As more digital news is blocked behind pay walls, news providers compete for subscribers, promising higher-quality content and perks. Membership has its privileges. At least at The Times and the Sunday Times, part of News Corp´s UK unit, digital pack subscribers will be able to accompany their digital news consumption to tunes from Spotify, a music-streaming service with worldwide reach.
With advertising revenue in the newspaper industry dropping to new lows, the number of digital news services erecting pay walls has risen dramatically during recent years. Since 2010, The Times has instituted a pay wall, and it offers subscribers weekly, monthly and yearly subscription options on personal computers and/or mobile devices. Some packages combine print and smartphone access options.
The package that offers unlimited music without adverts from Spotify is the digital package. With a 12-month contract, subscribers get the smartphone app, full access to both websites and e-papers, the tablet edition, and Times+. The Times+ benefits subscribers are eligible for included “culture rewards”, such as books, CDs, and DVDs.
The digital pack sells for £6 per week – one of its pricier packages. Spotify Premium costs £9.99 per month. The Times and Sunday Times have a digital subscription base of 153,000, as well as 207,000 print subscribers. Partnering with Spotify is a strategy for making its pay wall model pay off.
News UKs chief marketing officer is enthusiastic about this latest pay wall deal sweetener: “Music is one of the top passions of readers of The Times and the Sunday Times and it is our aim to provide new services to our membership base to add value to their subscription. It is great to be working with a like-minded brand that also offers premium paid-for content.”
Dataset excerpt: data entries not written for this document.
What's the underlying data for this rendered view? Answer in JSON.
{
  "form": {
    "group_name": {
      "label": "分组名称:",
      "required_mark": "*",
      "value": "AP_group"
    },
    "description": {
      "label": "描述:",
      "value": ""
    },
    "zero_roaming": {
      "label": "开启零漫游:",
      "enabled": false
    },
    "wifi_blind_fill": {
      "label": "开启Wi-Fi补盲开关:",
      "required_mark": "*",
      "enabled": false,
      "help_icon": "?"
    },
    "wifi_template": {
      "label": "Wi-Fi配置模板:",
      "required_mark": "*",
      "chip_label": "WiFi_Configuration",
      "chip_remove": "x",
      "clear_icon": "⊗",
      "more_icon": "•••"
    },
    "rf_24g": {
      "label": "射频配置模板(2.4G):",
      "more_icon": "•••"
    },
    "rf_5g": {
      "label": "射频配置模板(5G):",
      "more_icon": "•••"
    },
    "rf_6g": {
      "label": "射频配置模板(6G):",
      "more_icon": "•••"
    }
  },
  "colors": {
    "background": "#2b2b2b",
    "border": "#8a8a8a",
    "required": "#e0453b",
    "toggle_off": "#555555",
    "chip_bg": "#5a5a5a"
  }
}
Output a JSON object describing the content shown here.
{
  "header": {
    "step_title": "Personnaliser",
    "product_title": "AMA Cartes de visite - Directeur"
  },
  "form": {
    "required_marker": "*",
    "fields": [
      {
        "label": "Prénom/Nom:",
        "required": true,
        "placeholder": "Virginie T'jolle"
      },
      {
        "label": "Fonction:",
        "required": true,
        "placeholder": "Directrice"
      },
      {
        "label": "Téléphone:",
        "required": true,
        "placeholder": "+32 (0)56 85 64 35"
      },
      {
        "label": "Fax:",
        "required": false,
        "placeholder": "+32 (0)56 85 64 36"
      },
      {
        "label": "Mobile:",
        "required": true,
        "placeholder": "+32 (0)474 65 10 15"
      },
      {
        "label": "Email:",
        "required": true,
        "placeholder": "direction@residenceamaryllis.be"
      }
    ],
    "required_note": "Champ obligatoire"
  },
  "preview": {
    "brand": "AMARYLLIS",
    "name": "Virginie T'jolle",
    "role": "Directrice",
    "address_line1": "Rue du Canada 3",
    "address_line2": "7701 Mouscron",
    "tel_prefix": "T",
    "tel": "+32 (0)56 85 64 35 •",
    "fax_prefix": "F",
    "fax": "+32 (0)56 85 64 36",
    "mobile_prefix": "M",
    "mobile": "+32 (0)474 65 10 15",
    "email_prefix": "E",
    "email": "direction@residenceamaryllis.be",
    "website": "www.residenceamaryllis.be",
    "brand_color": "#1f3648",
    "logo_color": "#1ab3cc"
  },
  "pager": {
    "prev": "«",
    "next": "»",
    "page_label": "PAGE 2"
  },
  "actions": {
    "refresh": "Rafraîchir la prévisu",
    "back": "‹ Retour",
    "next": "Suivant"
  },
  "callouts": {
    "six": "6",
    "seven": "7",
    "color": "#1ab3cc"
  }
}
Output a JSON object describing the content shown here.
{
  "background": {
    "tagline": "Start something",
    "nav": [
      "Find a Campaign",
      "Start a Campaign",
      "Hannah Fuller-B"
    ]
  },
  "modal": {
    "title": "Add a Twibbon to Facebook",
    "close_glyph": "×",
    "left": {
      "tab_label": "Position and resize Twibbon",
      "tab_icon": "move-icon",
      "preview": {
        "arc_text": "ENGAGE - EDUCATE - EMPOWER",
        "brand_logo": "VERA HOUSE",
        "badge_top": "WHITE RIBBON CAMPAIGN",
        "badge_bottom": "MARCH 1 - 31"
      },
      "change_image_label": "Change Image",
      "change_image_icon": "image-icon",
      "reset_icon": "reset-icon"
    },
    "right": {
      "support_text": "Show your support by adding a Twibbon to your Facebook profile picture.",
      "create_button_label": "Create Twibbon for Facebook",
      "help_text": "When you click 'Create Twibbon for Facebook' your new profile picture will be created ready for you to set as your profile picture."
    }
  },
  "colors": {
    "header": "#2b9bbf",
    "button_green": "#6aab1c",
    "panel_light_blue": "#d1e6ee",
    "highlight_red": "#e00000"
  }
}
This weekend´s Sunday Times Culture supplement initiates a focus on music that will extend through the week. Spotify’s head of media partnerships, Peter de Bruin, sees an affinity between the two digital content providers. Both Spotify and The Times, said De Bruin have, “digitally-savvy, culturally-engaged audiences”.
Spotify has meanwhile expanded its free content, offering non-subscriber access – with adverts – to the streaming music service´s 20 million song titles. In December 2013, Spotify added 20 new markets in Europe, South America, and Central America.